* Problem
What this exercise needs is every entry restated as written, with no pictures.

>>>

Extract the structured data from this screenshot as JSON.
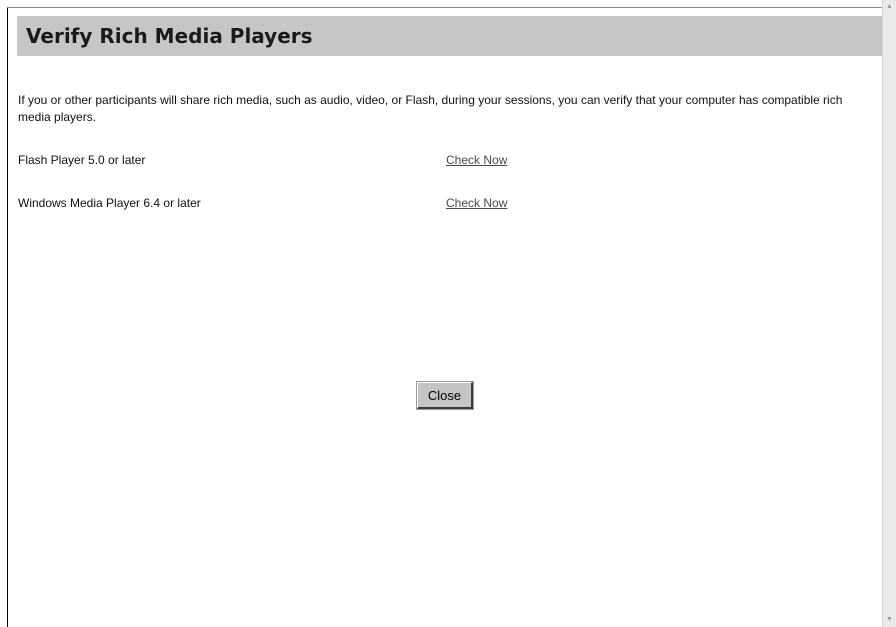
{
  "dialog": {
    "title": "Verify Rich Media Players",
    "intro_text": "If you or other participants will share rich media, such as audio, video, or Flash, during your sessions, you can verify that your computer has compatible rich media players.",
    "players": [
      {
        "name": "Flash Player 5.0 or later",
        "link_label": "Check Now"
      },
      {
        "name": "Windows Media Player 6.4 or later",
        "link_label": "Check Now"
      }
    ],
    "close_label": "Close"
  },
  "scrollbar": {
    "up_glyph": "▲",
    "down_glyph": "▼"
  },
  "colors": {
    "title_bar": "#c6c6c6",
    "link": "#4a4a4a",
    "button_face": "#c4c4c4"
  }
}
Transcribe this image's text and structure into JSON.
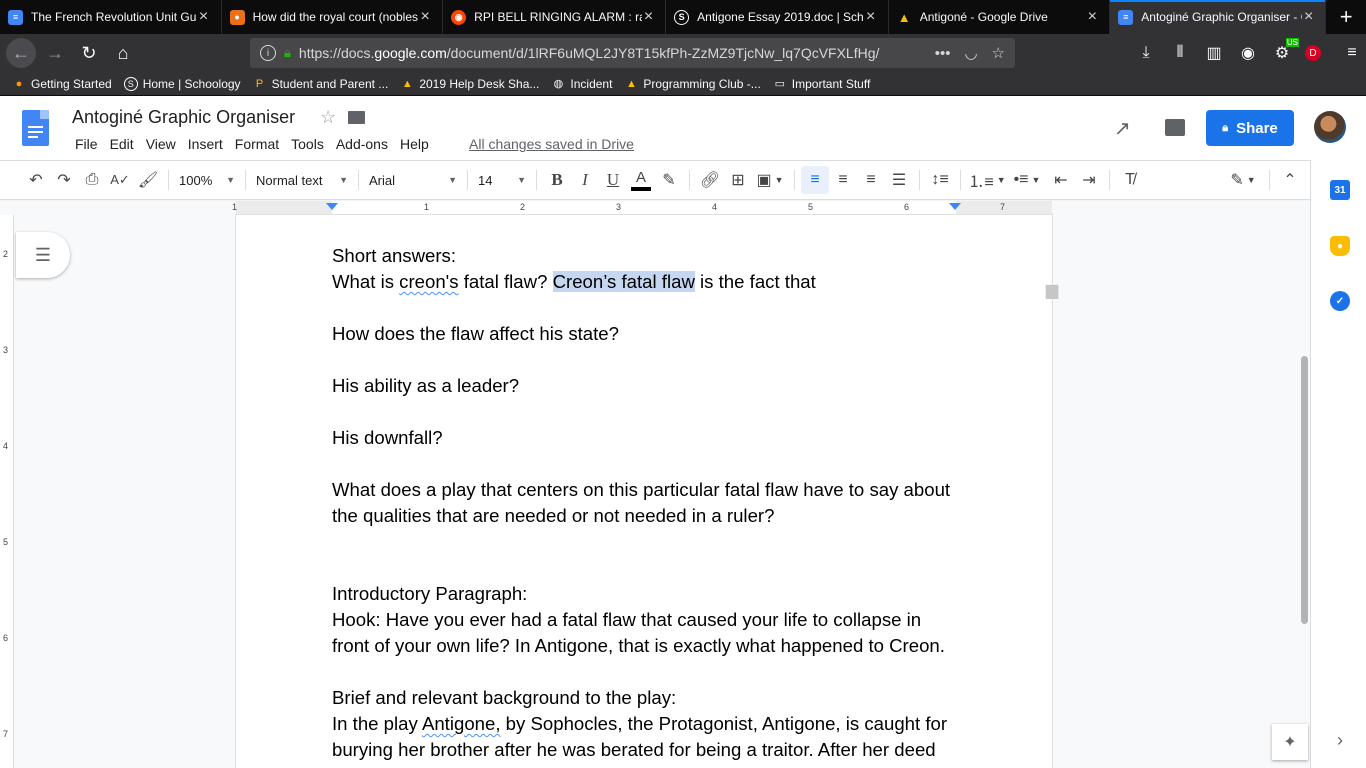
{
  "browser": {
    "tabs": [
      {
        "title": "The French Revolution Unit Gu",
        "color": "#4285f4",
        "glyph": "≡"
      },
      {
        "title": "How did the royal court (nobles",
        "color": "#e8711a",
        "glyph": "●"
      },
      {
        "title": "RPI BELL RINGING ALARM : ras",
        "color": "#ff4500",
        "glyph": "◉"
      },
      {
        "title": "Antigone Essay 2019.doc | Sch",
        "color": "#3b6ea8",
        "glyph": "S"
      },
      {
        "title": "Antigoné - Google Drive",
        "color": "#0f9d58",
        "glyph": "▲"
      },
      {
        "title": "Antoginé Graphic Organiser - G",
        "color": "#4285f4",
        "glyph": "≡"
      }
    ],
    "url_prefix": "https://docs.",
    "url_domain": "google.com",
    "url_rest": "/document/d/1lRF6uMQL2JY8T15kfPh-ZzMZ9TjcNw_lq7QcVFXLfHg/",
    "bookmarks": [
      {
        "label": "Getting Started",
        "icon": "firefox-icon"
      },
      {
        "label": "Home | Schoology",
        "icon": "schoology-icon"
      },
      {
        "label": "Student and Parent ...",
        "icon": "parent-portal-icon"
      },
      {
        "label": "2019 Help Desk Sha...",
        "icon": "drive-icon"
      },
      {
        "label": "Incident",
        "icon": "globe-icon"
      },
      {
        "label": "Programming Club -...",
        "icon": "drive-icon"
      },
      {
        "label": "Important Stuff",
        "icon": "folder-icon"
      }
    ],
    "badge_us": "US",
    "avatar_letter": "D"
  },
  "doc": {
    "title": "Antoginé Graphic Organiser",
    "menu": [
      "File",
      "Edit",
      "View",
      "Insert",
      "Format",
      "Tools",
      "Add-ons",
      "Help"
    ],
    "saved_status": "All changes saved in Drive",
    "share_label": "Share"
  },
  "toolbar": {
    "zoom": "100%",
    "style": "Normal text",
    "font": "Arial",
    "size": "14"
  },
  "rulers": {
    "horizontal": [
      "1",
      "1",
      "2",
      "3",
      "4",
      "5",
      "6",
      "7"
    ],
    "vertical": [
      "2",
      "3",
      "4",
      "5",
      "6",
      "7"
    ]
  },
  "content": {
    "short_answers": "Short answers:",
    "q1_a": "What is ",
    "q1_b": "creon's",
    "q1_c": " fatal flaw? ",
    "q1_sel": "Creon’s fatal flaw",
    "q1_d": " is the fact that",
    "q2": "How does the flaw affect his state?",
    "q3": "His ability as a leader?",
    "q4": "His downfall?",
    "q5": "What does a play that centers on this particular fatal flaw have to say about the qualities that are needed or not needed in a ruler?",
    "intro": "Introductory Paragraph:",
    "hook": "Hook: Have you ever had a fatal flaw that caused your life to collapse in front of your own life? In Antigone, that is exactly what happened to Creon.",
    "bg": "Brief and relevant background to the play:",
    "bg_text_a": "In the play ",
    "bg_text_b": "Antigone,",
    "bg_text_c": " by Sophocles, the Protagonist, Antigone, is caught for burying her brother after he was berated for being a traitor. After her deed"
  },
  "colors": {
    "accent": "#1a73e8",
    "selection": "#c5d6f1",
    "tab_active_indicator": "#0a84ff"
  }
}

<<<

* Result for this exercise
Extract the structured data from this screenshot as JSON.
{
  "dialog": {
    "title": "Verify Rich Media Players",
    "intro_text": "If you or other participants will share rich media, such as audio, video, or Flash, during your sessions, you can verify that your computer has compatible rich media players.",
    "players": [
      {
        "name": "Flash Player 5.0 or later",
        "link_label": "Check Now"
      },
      {
        "name": "Windows Media Player 6.4 or later",
        "link_label": "Check Now"
      }
    ],
    "close_label": "Close"
  },
  "scrollbar": {
    "up_glyph": "▲",
    "down_glyph": "▼"
  },
  "colors": {
    "title_bar": "#c6c6c6",
    "link": "#4a4a4a",
    "button_face": "#c4c4c4"
  }
}
Transcribe this image's text and structure into JSON.
{
  "browser": {
    "tabs": [
      {
        "title": "The French Revolution Unit Gu",
        "color": "#4285f4",
        "glyph": "≡"
      },
      {
        "title": "How did the royal court (nobles",
        "color": "#e8711a",
        "glyph": "●"
      },
      {
        "title": "RPI BELL RINGING ALARM : ras",
        "color": "#ff4500",
        "glyph": "◉"
      },
      {
        "title": "Antigone Essay 2019.doc | Sch",
        "color": "#3b6ea8",
        "glyph": "S"
      },
      {
        "title": "Antigoné - Google Drive",
        "color": "#0f9d58",
        "glyph": "▲"
      },
      {
        "title": "Antoginé Graphic Organiser - G",
        "color": "#4285f4",
        "glyph": "≡"
      }
    ],
    "url_prefix": "https://docs.",
    "url_domain": "google.com",
    "url_rest": "/document/d/1lRF6uMQL2JY8T15kfPh-ZzMZ9TjcNw_lq7QcVFXLfHg/",
    "bookmarks": [
      {
        "label": "Getting Started",
        "icon": "firefox-icon"
      },
      {
        "label": "Home | Schoology",
        "icon": "schoology-icon"
      },
      {
        "label": "Student and Parent ...",
        "icon": "parent-portal-icon"
      },
      {
        "label": "2019 Help Desk Sha...",
        "icon": "drive-icon"
      },
      {
        "label": "Incident",
        "icon": "globe-icon"
      },
      {
        "label": "Programming Club -...",
        "icon": "drive-icon"
      },
      {
        "label": "Important Stuff",
        "icon": "folder-icon"
      }
    ],
    "badge_us": "US",
    "avatar_letter": "D"
  },
  "doc": {
    "title": "Antoginé Graphic Organiser",
    "menu": [
      "File",
      "Edit",
      "View",
      "Insert",
      "Format",
      "Tools",
      "Add-ons",
      "Help"
    ],
    "saved_status": "All changes saved in Drive",
    "share_label": "Share"
  },
  "toolbar": {
    "zoom": "100%",
    "style": "Normal text",
    "font": "Arial",
    "size": "14"
  },
  "rulers": {
    "horizontal": [
      "1",
      "1",
      "2",
      "3",
      "4",
      "5",
      "6",
      "7"
    ],
    "vertical": [
      "2",
      "3",
      "4",
      "5",
      "6",
      "7"
    ]
  },
  "content": {
    "short_answers": "Short answers:",
    "q1_a": "What is ",
    "q1_b": "creon's",
    "q1_c": " fatal flaw? ",
    "q1_sel": "Creon’s fatal flaw",
    "q1_d": " is the fact that",
    "q2": "How does the flaw affect his state?",
    "q3": "His ability as a leader?",
    "q4": "His downfall?",
    "q5": "What does a play that centers on this particular fatal flaw have to say about the qualities that are needed or not needed in a ruler?",
    "intro": "Introductory Paragraph:",
    "hook": "Hook: Have you ever had a fatal flaw that caused your life to collapse in front of your own life? In Antigone, that is exactly what happened to Creon.",
    "bg": "Brief and relevant background to the play:",
    "bg_text_a": "In the play ",
    "bg_text_b": "Antigone,",
    "bg_text_c": " by Sophocles, the Protagonist, Antigone, is caught for burying her brother after he was berated for being a traitor. After her deed"
  },
  "colors": {
    "accent": "#1a73e8",
    "selection": "#c5d6f1",
    "tab_active_indicator": "#0a84ff"
  }
}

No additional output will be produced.